I put in a call to Signet Marine to see what they could tell me about our depth gage.
Good News and Bad News
I knew I was in trouble when the customer service rep, Aaron asked me if it had two red knobs on the front, then mumbled about never having actually seen that model. Sure enough, the only documentation he could find was the wiring schematic of the instrument. No user manuals, no technical manuals, nothing.
He did offer me a free inspection of the instrument if I sent it in to the factory in Southern California. Well, since it wasn’t really doing me any good where it was, I figured it was worth a shot.
Let me take a moment to share with you a little nugget that a friend of mine shared with me. He introduced me to the phrase, “boat yoga”. You see, it seems that just about any time something on a boat can be put together in such a way that it is almost impossible to ever get to again, then that is exactly how it will be put in.
Back to our story. Aaron was nice enough to let me know that I could get the guts out of the instrument by simply removing the three small screws that are positioned around the outside of the back of the case. This would allow me to leave the case in the fiberglass wall so that I didn’t have to figure out how to keep the rain water on the outside of the boat.
Sounds easy enough, right?
Well, the instruments are housed in a wooden box that gives about 3/4 of an inch clearance top and bottom. No problem for the first two screws as they are at the 10 oclock and 2 o’clock positions. But, the third screw is at the 6 o’clock position. With less than an inch clearance between it and the box that it is in. Ugh.
But wait! I remember reading about a similar incident aboard our friend’s boat Del Viento. The answer to the problem was an offset screwdriver! Off we go to the local Lowe’s to get just such an item.
But no! The offset screwdriver is too long to fit between the box and the screw.
Okay, now what? Well, I finally realized that a hose clamp is thin enough to fit into the screw head and small enough to fit between the screw and the box. So, with a hose clamp straightened out I was finally able to loosen the screw enough to grab it with needle-nosed pliers and work it out of the case while crouched down low enough to actually see what I was doing. Boat Yoga!
Off goes the instrument to the factory. About a week later Aaron calls back. Good news and bad. Good news is that the instrument is working perfectly. Bad news is that it means the transducer is going bad.
So, we have a 36 year old instrument that relies on tubes that works, and a solid-state transducer that isn’t. Wonderful. More bad news: the transducer is a 180mhz model that hasn’t been made in decades and cannot be found.
Okay, well I can see that Shannon is now in the market for a new depth gage. So the hunt begins. It is then that I find out all of the possible options and decisions that must be made.

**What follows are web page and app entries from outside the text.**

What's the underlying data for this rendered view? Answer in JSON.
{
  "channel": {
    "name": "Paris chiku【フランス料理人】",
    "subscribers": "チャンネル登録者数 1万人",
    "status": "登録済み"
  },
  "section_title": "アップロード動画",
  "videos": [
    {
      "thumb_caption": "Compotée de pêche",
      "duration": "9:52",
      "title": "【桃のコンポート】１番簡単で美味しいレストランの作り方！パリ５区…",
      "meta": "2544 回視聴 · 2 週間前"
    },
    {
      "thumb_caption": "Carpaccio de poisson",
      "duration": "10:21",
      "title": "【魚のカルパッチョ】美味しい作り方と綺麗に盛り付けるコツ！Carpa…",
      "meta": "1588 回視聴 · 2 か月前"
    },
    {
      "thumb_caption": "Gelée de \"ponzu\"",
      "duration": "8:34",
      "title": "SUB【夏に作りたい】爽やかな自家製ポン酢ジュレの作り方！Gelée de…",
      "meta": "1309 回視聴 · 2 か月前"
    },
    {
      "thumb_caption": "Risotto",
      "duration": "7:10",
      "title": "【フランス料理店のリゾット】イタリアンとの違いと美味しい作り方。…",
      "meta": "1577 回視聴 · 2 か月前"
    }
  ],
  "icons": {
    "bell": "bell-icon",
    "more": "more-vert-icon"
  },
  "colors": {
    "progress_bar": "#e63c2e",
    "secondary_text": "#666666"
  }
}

The cheap part of me says that I should just get the least expensive replacement that will tell me how deep the water is below the keel. That is what was in there and that is all that I really need.
The gadget-lover in me says that this is the perfect opportunity to upgrade! Get a fishfinder that has a GPS in it and that can display color charts also! After all, that would be a lot safer than relying on just paper charts alone. Not to mention that it would give another speed display (through the GPS) as a backup to the 36 year old speed indicator that sits next to the now empty case of the old depth gage.

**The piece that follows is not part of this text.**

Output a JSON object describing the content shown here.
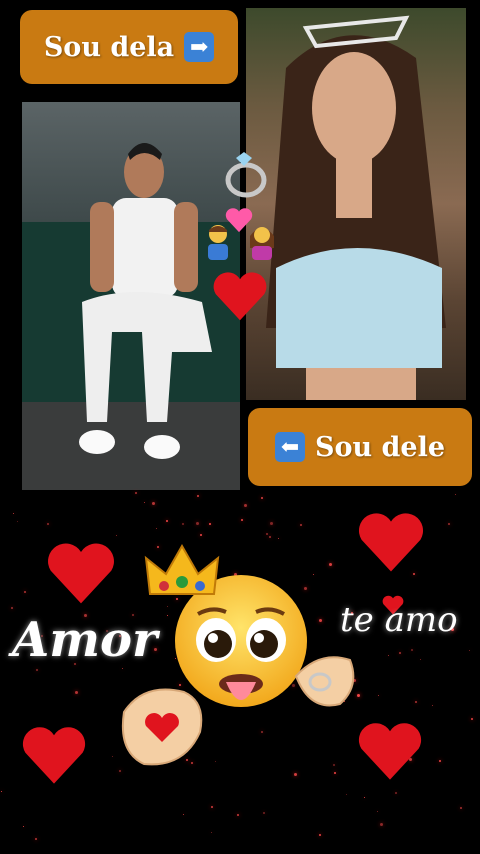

So, the internal debate rages on for now. I strongly suspect that the gadget-geek is going to win this one It really would be nice to have electronic charts available in the cockpit and for less than the cost of a new depth gage from Signet Marine, I could have depth, GPS, moving maps and more.
Stay tuned for more on this story…

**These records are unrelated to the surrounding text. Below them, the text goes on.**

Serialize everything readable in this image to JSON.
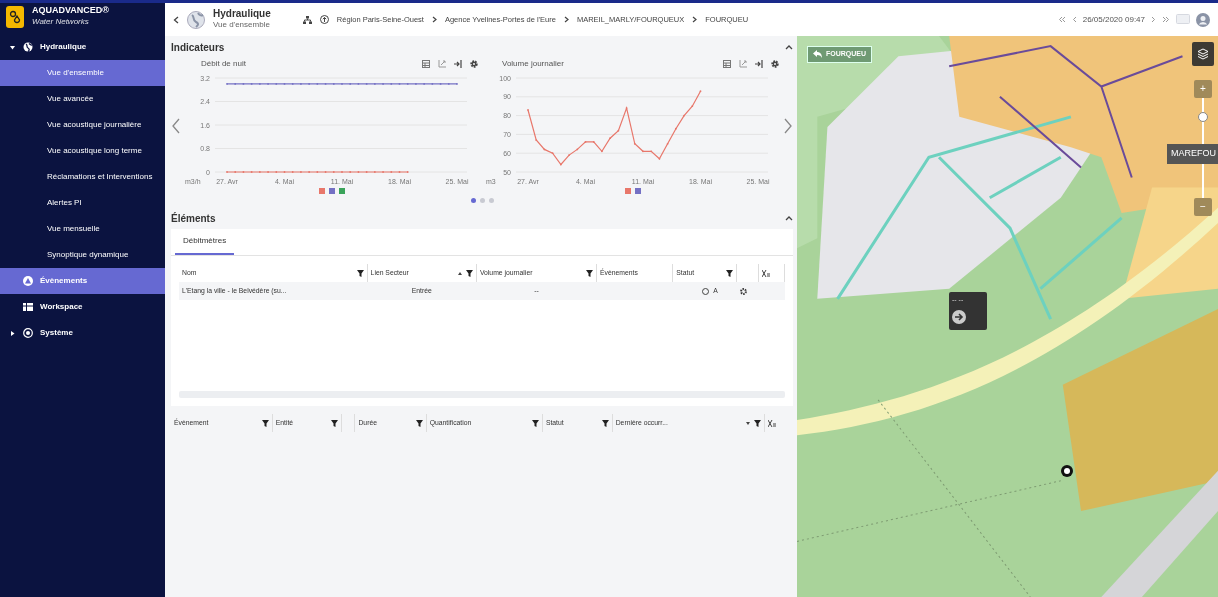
{
  "app": {
    "name": "AQUADVANCED®",
    "subtitle": "Water Networks"
  },
  "sidebar": {
    "items": [
      {
        "label": "Hydraulique",
        "expanded": true,
        "highlighted": false,
        "children": [
          {
            "label": "Vue d'ensemble",
            "selected": true
          },
          {
            "label": "Vue avancée",
            "selected": false
          },
          {
            "label": "Vue acoustique journalière",
            "selected": false
          },
          {
            "label": "Vue acoustique long terme",
            "selected": false
          },
          {
            "label": "Réclamations et Interventions",
            "selected": false
          },
          {
            "label": "Alertes PI",
            "selected": false
          },
          {
            "label": "Vue mensuelle",
            "selected": false
          },
          {
            "label": "Synoptique dynamique",
            "selected": false
          }
        ]
      },
      {
        "label": "Évènements",
        "highlighted": true
      },
      {
        "label": "Workspace",
        "highlighted": false
      },
      {
        "label": "Système",
        "expanded": false,
        "highlighted": false
      }
    ]
  },
  "header": {
    "title": "Hydraulique",
    "subtitle": "Vue d'ensemble",
    "breadcrumb": [
      "Région Paris-Seine-Ouest",
      "Agence Yvelines-Portes de l'Eure",
      "MAREIL_MARLY/FOURQUEUX",
      "FOURQUEU"
    ],
    "date": "26/05/2020 09:47"
  },
  "indicators": {
    "title": "Indicateurs",
    "expanded": true,
    "charts": [
      {
        "unit": "m3/h",
        "legend": [
          {
            "color": "#e8776b"
          },
          {
            "color": "#7470c4"
          },
          {
            "color": "#3aa35a"
          }
        ],
        "chart_data": {
          "type": "line",
          "title": "Débit de nuit",
          "categories": [
            "27. Avr",
            null,
            null,
            null,
            null,
            null,
            null,
            "4. Mai",
            null,
            null,
            null,
            null,
            null,
            null,
            "11. Mai",
            null,
            null,
            null,
            null,
            null,
            null,
            "18. Mai",
            null,
            null,
            null,
            null,
            null,
            null,
            "25. Mai"
          ],
          "series": [
            {
              "color": "#7470c4",
              "values": [
                3.0,
                3.0,
                3.0,
                3.0,
                3.0,
                3.0,
                3.0,
                3.0,
                3.0,
                3.0,
                3.0,
                3.0,
                3.0,
                3.0,
                3.0,
                3.0,
                3.0,
                3.0,
                3.0,
                3.0,
                3.0,
                3.0,
                3.0,
                3.0,
                3.0,
                3.0,
                3.0,
                3.0,
                3.0
              ]
            },
            {
              "color": "#e8776b",
              "values": [
                0,
                0,
                0,
                0,
                0,
                0,
                0,
                0,
                0,
                0,
                0,
                0,
                0,
                0,
                0,
                0,
                0,
                0,
                0,
                0,
                0,
                0,
                0,
                null,
                null,
                null,
                null,
                null,
                null
              ]
            }
          ],
          "grid": true,
          "ylim": [
            0,
            3.2
          ],
          "yticks": [
            0,
            0.8,
            1.6,
            2.4,
            3.2
          ]
        }
      },
      {
        "unit": "m3",
        "legend": [
          {
            "color": "#e8776b"
          },
          {
            "color": "#7470c4"
          }
        ],
        "chart_data": {
          "type": "line",
          "title": "Volume journalier",
          "categories": [
            "27. Avr",
            null,
            null,
            null,
            null,
            null,
            null,
            "4. Mai",
            null,
            null,
            null,
            null,
            null,
            null,
            "11. Mai",
            null,
            null,
            null,
            null,
            null,
            null,
            "18. Mai",
            null,
            null,
            null,
            null,
            null,
            null,
            "25. Mai"
          ],
          "series": [
            {
              "color": "#e8776b",
              "values": [
                83,
                67,
                62,
                60,
                54,
                59,
                62,
                66,
                66,
                61,
                68,
                72,
                84,
                65,
                61,
                61,
                57,
                65,
                73,
                80,
                85,
                93,
                null,
                null,
                null,
                null,
                null,
                null,
                null
              ]
            }
          ],
          "grid": true,
          "ylim": [
            50,
            100
          ],
          "yticks": [
            50,
            60,
            70,
            80,
            90,
            100
          ]
        }
      }
    ],
    "pages": [
      {
        "selected": true
      },
      {
        "selected": false
      },
      {
        "selected": false
      }
    ]
  },
  "elements": {
    "title": "Éléments",
    "expanded": true,
    "tabs": [
      {
        "label": "Débitmètres",
        "selected": true
      }
    ],
    "table": {
      "columns": [
        {
          "label": "Nom",
          "filter": true
        },
        {
          "label": "Lien Secteur",
          "filter": true,
          "sort_asc": true
        },
        {
          "label": "Volume journalier",
          "filter": true
        },
        {
          "label": "Évènements",
          "filter": false
        },
        {
          "label": "Statut",
          "filter": true
        }
      ],
      "rows": [
        {
          "cells": [
            "L'Etang la ville - le Belvédère (su...",
            "Entrée",
            "--",
            "",
            "A"
          ]
        }
      ]
    }
  },
  "events_table": {
    "columns": [
      {
        "label": "Évènement",
        "filter": true
      },
      {
        "label": "Entité",
        "filter": true
      },
      {
        "filter": false
      },
      {
        "label": "Durée",
        "filter": true
      },
      {
        "label": "Quantification",
        "filter": true
      },
      {
        "label": "Statut",
        "filter": true
      },
      {
        "label": "Dernière occurr...",
        "filter": true,
        "sort_desc": true
      }
    ]
  },
  "map": {
    "kind": "picture",
    "back_label": "FOURQUEU",
    "zoom_in": "+",
    "zoom_out": "−",
    "zoom_label": "MAREFOU",
    "popup_text": "-- --"
  }
}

Come on Mike, just go with the rope and lead weight. Your sextant will enjoy the company. 🙂
As an added bonus Kelly could practice yelling “Mark Twain”!!!!!!!
Yeah, but the ground comes up so fast around hear by the time you finish yelling “Mark Twain” you’ve run aground. 🙁
But just think of the photo opportunity with her balanced on the bow throwing the line to check the depth. 🙂